The rest of my piece is here at The American Spectator.

Blog author: kschmiesing
posted by on Tuesday, June 10, 2008

It might seem like ancient political history to younger readers, but once upon a time there was a Republican Speaker of the House named Newt Gingrich and a Democratic President named Bill Clinton. A new book by Steven Gillon, The Pact, claims that the two ostensibly bitter enemies made a promising but ultimately abortive attempt to reform Social Security and Medicare.

As one who has contributed modestly to that quixotic quest (here, most recently), I was fascinated by this interview with Gillon as he talks about the main subject of his book.

Blog author: jarmstrong
posted by on Thursday, September 13, 2007

Whenever an ex-president releases a new book there is considerable buzz in the media.
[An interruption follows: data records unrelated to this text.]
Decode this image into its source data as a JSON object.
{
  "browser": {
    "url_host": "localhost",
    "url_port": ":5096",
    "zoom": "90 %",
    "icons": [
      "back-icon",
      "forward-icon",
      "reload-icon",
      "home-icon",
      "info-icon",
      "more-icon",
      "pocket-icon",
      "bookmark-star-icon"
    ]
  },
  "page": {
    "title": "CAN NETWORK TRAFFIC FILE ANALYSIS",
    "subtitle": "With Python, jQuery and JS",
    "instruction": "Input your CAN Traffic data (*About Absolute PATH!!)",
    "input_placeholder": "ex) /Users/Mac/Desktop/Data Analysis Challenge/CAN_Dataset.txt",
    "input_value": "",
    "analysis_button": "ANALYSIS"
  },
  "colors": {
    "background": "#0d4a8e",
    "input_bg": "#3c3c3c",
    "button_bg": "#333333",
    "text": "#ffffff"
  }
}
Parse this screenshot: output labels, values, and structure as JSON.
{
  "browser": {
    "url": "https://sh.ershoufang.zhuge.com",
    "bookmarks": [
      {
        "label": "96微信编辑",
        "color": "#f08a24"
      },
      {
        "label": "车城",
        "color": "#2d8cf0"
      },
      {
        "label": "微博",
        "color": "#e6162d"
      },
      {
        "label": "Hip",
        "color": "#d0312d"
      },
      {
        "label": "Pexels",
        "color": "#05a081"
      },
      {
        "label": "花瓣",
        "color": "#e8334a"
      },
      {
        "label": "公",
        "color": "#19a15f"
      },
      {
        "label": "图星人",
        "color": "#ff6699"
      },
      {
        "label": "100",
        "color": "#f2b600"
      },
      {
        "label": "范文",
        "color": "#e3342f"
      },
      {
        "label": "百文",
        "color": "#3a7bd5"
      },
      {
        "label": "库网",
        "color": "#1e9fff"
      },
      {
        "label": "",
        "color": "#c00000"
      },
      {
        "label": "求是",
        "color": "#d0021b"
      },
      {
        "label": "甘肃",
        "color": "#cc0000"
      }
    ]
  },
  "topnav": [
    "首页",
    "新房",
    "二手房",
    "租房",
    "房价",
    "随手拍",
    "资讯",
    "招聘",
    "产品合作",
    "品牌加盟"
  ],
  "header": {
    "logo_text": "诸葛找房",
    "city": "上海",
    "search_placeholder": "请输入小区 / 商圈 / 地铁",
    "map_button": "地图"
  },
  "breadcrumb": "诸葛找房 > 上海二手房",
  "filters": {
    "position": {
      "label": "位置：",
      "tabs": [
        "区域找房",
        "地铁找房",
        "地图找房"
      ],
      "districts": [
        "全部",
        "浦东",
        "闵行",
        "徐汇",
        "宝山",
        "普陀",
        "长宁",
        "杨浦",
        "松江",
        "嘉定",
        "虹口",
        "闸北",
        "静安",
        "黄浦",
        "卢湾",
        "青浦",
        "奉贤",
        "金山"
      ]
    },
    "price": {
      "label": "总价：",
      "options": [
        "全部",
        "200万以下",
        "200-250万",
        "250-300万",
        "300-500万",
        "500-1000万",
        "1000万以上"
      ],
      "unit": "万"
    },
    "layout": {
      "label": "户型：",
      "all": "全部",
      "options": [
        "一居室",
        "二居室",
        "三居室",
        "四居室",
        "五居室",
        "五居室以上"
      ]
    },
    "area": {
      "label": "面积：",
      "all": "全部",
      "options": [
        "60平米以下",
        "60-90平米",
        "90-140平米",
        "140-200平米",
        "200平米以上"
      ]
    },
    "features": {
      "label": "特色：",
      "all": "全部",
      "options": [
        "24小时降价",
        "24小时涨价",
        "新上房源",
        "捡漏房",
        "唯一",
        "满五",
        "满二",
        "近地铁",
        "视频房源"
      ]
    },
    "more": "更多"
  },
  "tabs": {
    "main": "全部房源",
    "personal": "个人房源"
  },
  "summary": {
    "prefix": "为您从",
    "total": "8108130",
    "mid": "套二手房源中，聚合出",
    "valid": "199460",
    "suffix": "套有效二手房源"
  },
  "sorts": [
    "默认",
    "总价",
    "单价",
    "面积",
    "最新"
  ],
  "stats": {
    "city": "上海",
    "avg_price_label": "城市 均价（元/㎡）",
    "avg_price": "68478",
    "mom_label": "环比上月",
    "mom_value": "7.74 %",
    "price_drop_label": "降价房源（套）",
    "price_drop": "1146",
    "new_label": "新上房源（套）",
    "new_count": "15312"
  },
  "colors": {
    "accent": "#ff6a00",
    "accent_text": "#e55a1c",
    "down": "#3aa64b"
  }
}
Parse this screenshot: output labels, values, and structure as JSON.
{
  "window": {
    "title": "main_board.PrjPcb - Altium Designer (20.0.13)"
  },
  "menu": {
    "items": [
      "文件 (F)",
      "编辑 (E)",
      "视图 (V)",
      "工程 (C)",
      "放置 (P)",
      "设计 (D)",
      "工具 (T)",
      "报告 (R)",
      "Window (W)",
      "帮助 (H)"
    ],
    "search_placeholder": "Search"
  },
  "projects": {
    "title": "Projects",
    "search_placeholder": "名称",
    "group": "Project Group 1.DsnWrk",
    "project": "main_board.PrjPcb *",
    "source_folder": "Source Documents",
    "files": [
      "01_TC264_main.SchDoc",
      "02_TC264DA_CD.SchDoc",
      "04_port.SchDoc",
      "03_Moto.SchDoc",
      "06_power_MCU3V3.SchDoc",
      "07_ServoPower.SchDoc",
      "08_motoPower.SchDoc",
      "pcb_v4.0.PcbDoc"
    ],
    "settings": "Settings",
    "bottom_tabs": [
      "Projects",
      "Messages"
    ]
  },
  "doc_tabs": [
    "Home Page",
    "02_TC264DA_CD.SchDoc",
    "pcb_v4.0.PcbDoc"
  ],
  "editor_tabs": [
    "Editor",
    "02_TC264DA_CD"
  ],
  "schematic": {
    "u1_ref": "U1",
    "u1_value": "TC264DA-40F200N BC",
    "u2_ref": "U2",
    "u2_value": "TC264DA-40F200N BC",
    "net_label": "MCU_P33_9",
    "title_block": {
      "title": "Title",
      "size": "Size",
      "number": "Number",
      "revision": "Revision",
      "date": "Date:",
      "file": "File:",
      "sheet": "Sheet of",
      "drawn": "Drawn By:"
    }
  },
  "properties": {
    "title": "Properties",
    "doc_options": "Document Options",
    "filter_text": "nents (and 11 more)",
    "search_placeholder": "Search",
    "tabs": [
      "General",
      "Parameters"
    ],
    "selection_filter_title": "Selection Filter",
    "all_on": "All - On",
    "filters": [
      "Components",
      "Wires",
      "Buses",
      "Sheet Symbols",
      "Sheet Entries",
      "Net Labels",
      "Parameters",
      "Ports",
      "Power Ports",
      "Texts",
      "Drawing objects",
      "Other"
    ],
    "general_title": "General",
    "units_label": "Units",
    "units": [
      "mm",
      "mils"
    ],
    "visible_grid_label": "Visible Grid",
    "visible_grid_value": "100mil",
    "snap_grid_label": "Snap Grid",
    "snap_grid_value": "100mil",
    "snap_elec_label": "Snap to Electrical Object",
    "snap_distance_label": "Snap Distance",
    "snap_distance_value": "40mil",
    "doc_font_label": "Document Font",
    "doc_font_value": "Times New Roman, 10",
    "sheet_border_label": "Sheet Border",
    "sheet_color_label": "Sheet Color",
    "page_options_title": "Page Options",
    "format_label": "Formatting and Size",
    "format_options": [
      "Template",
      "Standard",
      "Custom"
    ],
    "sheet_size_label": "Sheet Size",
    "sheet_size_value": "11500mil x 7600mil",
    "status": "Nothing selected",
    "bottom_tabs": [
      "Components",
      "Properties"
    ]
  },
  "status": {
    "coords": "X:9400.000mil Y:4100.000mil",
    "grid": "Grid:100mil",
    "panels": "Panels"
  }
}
When Bill Clinton released a new book in Chicago this week the buzz was more than considerable. President Clinton’s new book, Giving: How Each of Us Can Change the World (Knopf 2007), is sure to provoke good and important discussion. My hope is that those who love him, as well as those who despise him for whatever reason, will take a long look at his central argument (even it they refuse to buy his book). The argument he makes is simple and he uses stories to make it—each of us can make an important difference in the world, a much greater difference than we’ve ever imagined. (more…)